For the second consecutive year, the New York Rangers watched as divisional-rival Pittsburgh Penguins hoisted the Stanley Cup. There are a few important things to note about these two runs. One of which is that Pittsburgh’s defense isn’t stellar, and that’s a good thing for the Rangers.
The New York Rangers have been rumored to be interested in defensemen such as Kevin Shattenkirk. Coming from the St. Louis Blues and then to the Washington Capitals, he has a fairly good track record.
He’s played with respectable teams that have made the playoffs the past few seasons. He’s the “elite” defender that has alluded the Rangers on the right side for years.
What the Rangers think they need:
In spite of his allure, the Penguins have proved something quite shocking that the Rangers should recognize. In fact, it’s something they should take solace in. They don’t need an elite defensive lineup to win the Stanley Cup.
That may sound absurd at first.
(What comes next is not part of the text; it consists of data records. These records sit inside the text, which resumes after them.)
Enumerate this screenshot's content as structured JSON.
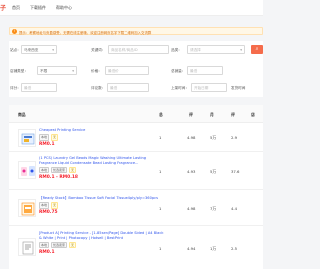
{
  "topbar": {
    "logo": "子",
    "nav": [
      "首页",
      "下载插件",
      "帮助中心"
    ]
  },
  "notice": {
    "icon": "info-icon",
    "text": "提示：考察地址与负盈感受，无需在线注册哦，欢迎注册网页名字下载二维码加入交流群"
  },
  "filters": {
    "site_label": "站点：",
    "site_value": "马来西亚",
    "keyword_label": "关键词：",
    "keyword_placeholder": "商品名称/商品ID",
    "category_label": "品类：",
    "category_placeholder": "请选择",
    "shop_type_label": "店铺类型：",
    "shop_type_value": "不限",
    "price_label": "价格：",
    "price_placeholder": "最低价",
    "sales_label": "总销量：",
    "sales_placeholder": "最低",
    "rating_label": "评分：",
    "rating_placeholder": "最低",
    "reviews_label": "评论数：",
    "reviews_placeholder": "最低",
    "listed_label": "上架时间：",
    "listed_placeholder": "开始日期",
    "ship_label": "发货时间",
    "search_icon": "search-icon",
    "accent": "#f56c4b"
  },
  "table": {
    "headers": [
      "商品",
      "总",
      "评",
      "月",
      "评",
      "店"
    ],
    "rows": [
      {
        "title": "Cheapest Printing Service",
        "tags": [
          "本地",
          "无"
        ],
        "price": "RM0.1",
        "rating": "4.98",
        "monthly": "5万",
        "reviews": "2.9",
        "col1": "1"
      },
      {
        "title": "(1 PCS) Laundry Gel Beads Magic Washing Ultimate Lasting Fragrance Liquid Condensate Bead Lasting Fragrance...",
        "tags": [
          "本地",
          "优选卖家",
          "无"
        ],
        "price": "RM0.1 - RM0.18",
        "rating": "4.93",
        "monthly": "5万",
        "reviews": "37.6",
        "col1": "1"
      },
      {
        "title": "【Ready Stock】Bamboo Tissue Soft Facial Tissue4ply/ply=360pcs",
        "tags": [
          "本地",
          "无"
        ],
        "price": "RM0.75",
        "rating": "4.98",
        "monthly": "7万",
        "reviews": "4.4",
        "col1": "1"
      },
      {
        "title": "[Product A] Printing Service - [1-85sen/Page] Double Sided | A4 Black & White | Print | Photocopy | Hotsell | BestPrint",
        "tags": [
          "本地",
          "优选卖家",
          "无"
        ],
        "price": "RM0.1",
        "rating": "4.94",
        "monthly": "1万",
        "reviews": "2.5",
        "col1": "1"
      }
    ]
  }
}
However, when looking at the situation, it becomes clear that the reasons the Penguins have won don’t have anything to do with the defense.
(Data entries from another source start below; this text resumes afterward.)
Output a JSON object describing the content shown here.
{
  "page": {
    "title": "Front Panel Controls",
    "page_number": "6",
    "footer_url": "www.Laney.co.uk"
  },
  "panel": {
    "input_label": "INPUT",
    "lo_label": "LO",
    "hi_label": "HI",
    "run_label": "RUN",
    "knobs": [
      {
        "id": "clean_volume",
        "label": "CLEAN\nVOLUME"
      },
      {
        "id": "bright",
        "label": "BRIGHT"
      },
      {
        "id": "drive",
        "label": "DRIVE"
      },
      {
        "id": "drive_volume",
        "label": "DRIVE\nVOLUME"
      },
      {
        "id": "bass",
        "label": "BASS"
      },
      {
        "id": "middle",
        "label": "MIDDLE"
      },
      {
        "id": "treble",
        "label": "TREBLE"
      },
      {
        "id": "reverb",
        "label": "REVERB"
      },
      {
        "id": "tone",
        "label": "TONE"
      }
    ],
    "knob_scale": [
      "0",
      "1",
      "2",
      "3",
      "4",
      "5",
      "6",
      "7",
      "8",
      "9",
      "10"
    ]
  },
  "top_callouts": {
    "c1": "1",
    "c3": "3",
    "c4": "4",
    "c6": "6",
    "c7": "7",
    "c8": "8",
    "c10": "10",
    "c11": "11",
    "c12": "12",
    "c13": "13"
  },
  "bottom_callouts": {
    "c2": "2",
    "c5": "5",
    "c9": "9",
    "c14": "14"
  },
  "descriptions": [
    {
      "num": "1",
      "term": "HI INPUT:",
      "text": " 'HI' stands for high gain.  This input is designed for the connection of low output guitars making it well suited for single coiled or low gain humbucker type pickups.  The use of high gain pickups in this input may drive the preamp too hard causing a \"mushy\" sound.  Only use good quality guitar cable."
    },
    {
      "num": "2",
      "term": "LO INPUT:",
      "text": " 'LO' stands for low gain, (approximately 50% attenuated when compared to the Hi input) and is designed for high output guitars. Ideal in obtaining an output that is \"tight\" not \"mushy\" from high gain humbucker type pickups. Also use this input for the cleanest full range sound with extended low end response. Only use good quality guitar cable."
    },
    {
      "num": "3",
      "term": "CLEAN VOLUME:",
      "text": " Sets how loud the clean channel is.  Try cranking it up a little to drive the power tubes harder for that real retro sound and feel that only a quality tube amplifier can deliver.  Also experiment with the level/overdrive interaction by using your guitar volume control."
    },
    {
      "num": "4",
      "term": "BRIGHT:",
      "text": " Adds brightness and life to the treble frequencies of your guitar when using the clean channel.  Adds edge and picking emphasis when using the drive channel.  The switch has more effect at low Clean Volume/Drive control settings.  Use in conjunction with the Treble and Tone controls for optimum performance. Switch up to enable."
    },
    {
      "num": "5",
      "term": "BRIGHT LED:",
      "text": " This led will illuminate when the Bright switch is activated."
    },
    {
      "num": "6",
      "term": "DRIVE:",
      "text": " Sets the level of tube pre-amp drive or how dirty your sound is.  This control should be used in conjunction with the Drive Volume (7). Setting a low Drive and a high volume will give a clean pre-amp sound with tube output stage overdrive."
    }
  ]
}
It can be agreed upon that the Penguins are built on speed, as are the Rangers. The potent offense is there for both teams. The incredible goaltending is there for both teams in Henrik Lundqvist and Matt Murray, respectively.
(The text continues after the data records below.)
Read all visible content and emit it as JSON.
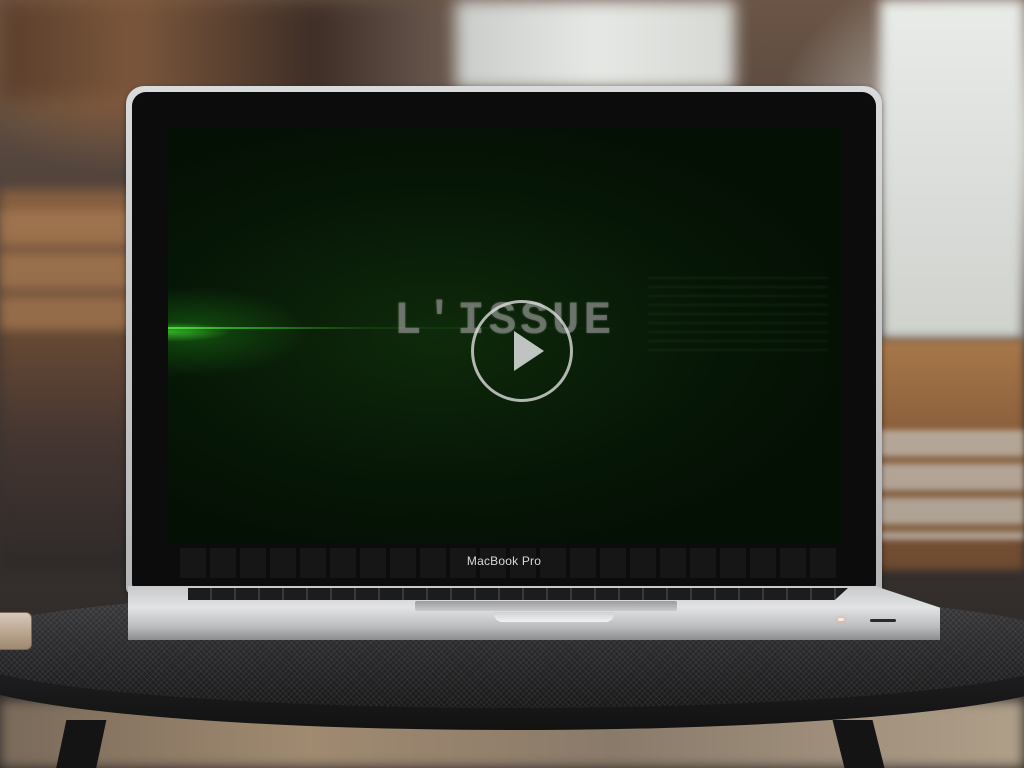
{
  "video": {
    "title": "L'ISSUE",
    "play_icon": "play-icon",
    "accent_color": "#3aff2a"
  },
  "device": {
    "label": "MacBook Pro"
  }
}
What the Rangers actually need:
Naturally, one would assume the missing ingredient is the defense, right? The Rangers have a…not so great defense, while the Penguins have…an elite one? No. Look closely, and you’ll find the best word to suit Pittsburgh’s defense is average.
Average! After all, this time assuming the Rangers needed to find a savior in a player like Shattenkirk, it becomes evident that all they need is someone average. The best player the Penguins have on defense is Trevor Daley when Kris Letang is out–which is very often–and by no means is he on the level of Shattenkirk or anyone else the Rangers think they need.
Where the real problem lies for the Rangers is in their below-average defense. Players like Marc Staal who have already had their best years go by need to be bought out.
Recently, that’s exactly what happened with Dan Girardi. He gave 11 seasons to the team, and he gave his best until the end. Even when he was on his last leg from all those blocked shots he’s taken, he gave it all he had. But the Rangers did the right thing in buying out his contract.
More of that will need to be done moving forward, and with Kevin Klein’s possible retirement, it seems likely that the Rangers will have some cap room space to play around with. After all, all they really need to be searching for is average. The sooner they realize that the better so it doesn’t cost them too much in the long run.